Designing for Energy Efficiency
Energy efficient design begins with the basics. Here, we share three easy ways to kick-off your efficient plan.
Certain homes have become associated with various regions over time, such as the saltbox homes of New England or the ranch homes of the Midwest — and with good reason. Many of these homes were built specifically to handle the conditions present in that particular climate. This climate-specific home design — be it window shading from a hot southern sun or a steep roof for snow runoff — provides a solid base for today’s energy efficient focus without costing extra. To achieve the right design for your location, work with an architect who is familiar with climate-specific design or asking critical questions during the design phase to ensure an environmentally suitable home.
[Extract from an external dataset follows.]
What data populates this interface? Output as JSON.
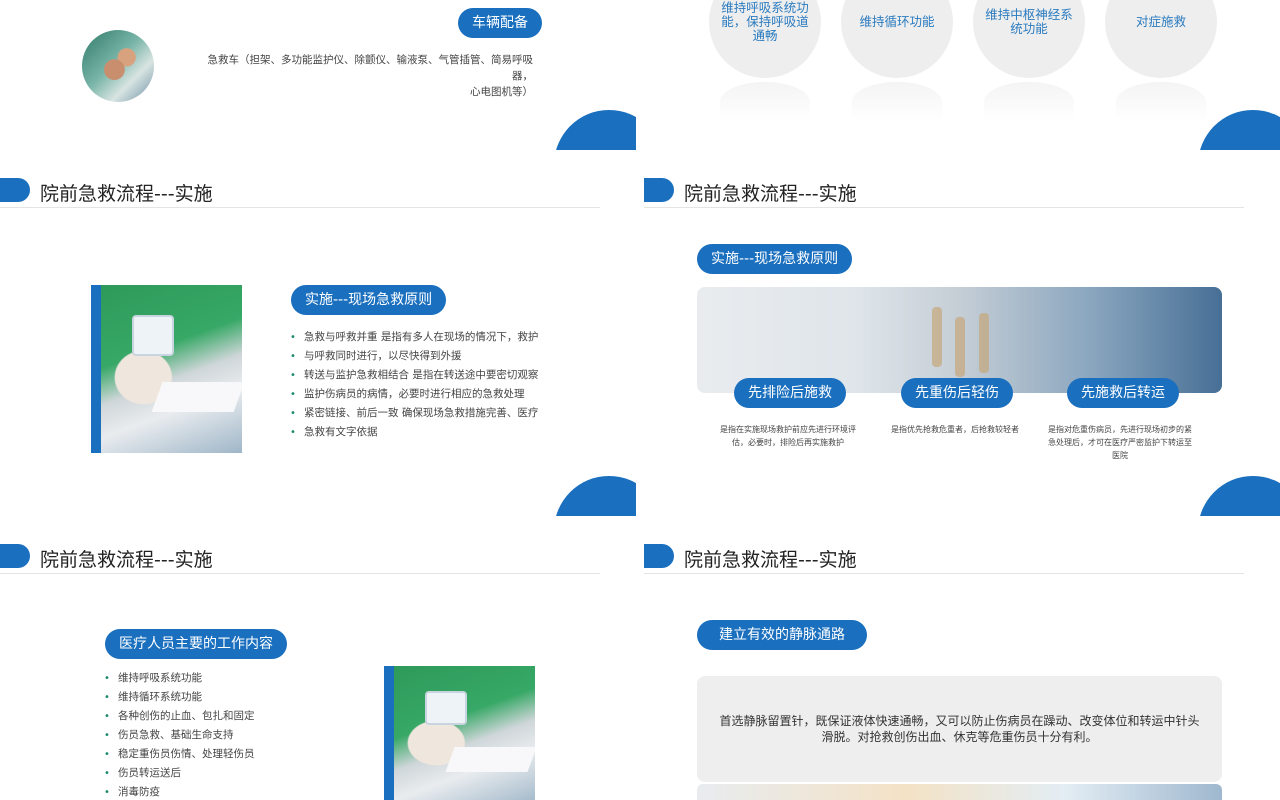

Sure, you want your home to capture the best views. But proper orientation to take advantage of the sun for passive-solar capabilities is also a must for any energy efficient home. A few good rules of thumb: Avoid west-facing slopes in southern climates, because your afternoon sun is really going to heat your house. Northern clime dwellers, on the other hand, should be conscious of the direction of harsh winter winds, perhaps necessitating a south-facing slope. Haven’t bought your property yet? Consider what type of orientation your potential parcel will afford you before making your purchase.
Decreased square footage is definitely a factor in disturbing less of the surrounding environment and consuming fewer materials, thereby creating a more eco-friendly structure. However, you can regain some of that square footage by building upward instead of out. Two-story homes not only disturb less land and use less energy to build, they’re also typically less expensive to build because no additional foundation is needed. Creative planning can best utilize cost-saving heating and cooling techniques that two-story homes offer. Such plans provide a narrower footprint than one-level homes, allowing more sunlight to infiltrate a greater number of areas in the home. Zone heating also may be more realistic by grouping together frequently used spaces in one area rather than across the home. Another option: placing less-used spaces, which require less heating and cooling, on the northern side of the home to capture more solar benefits in frequent hot spots on the southern end.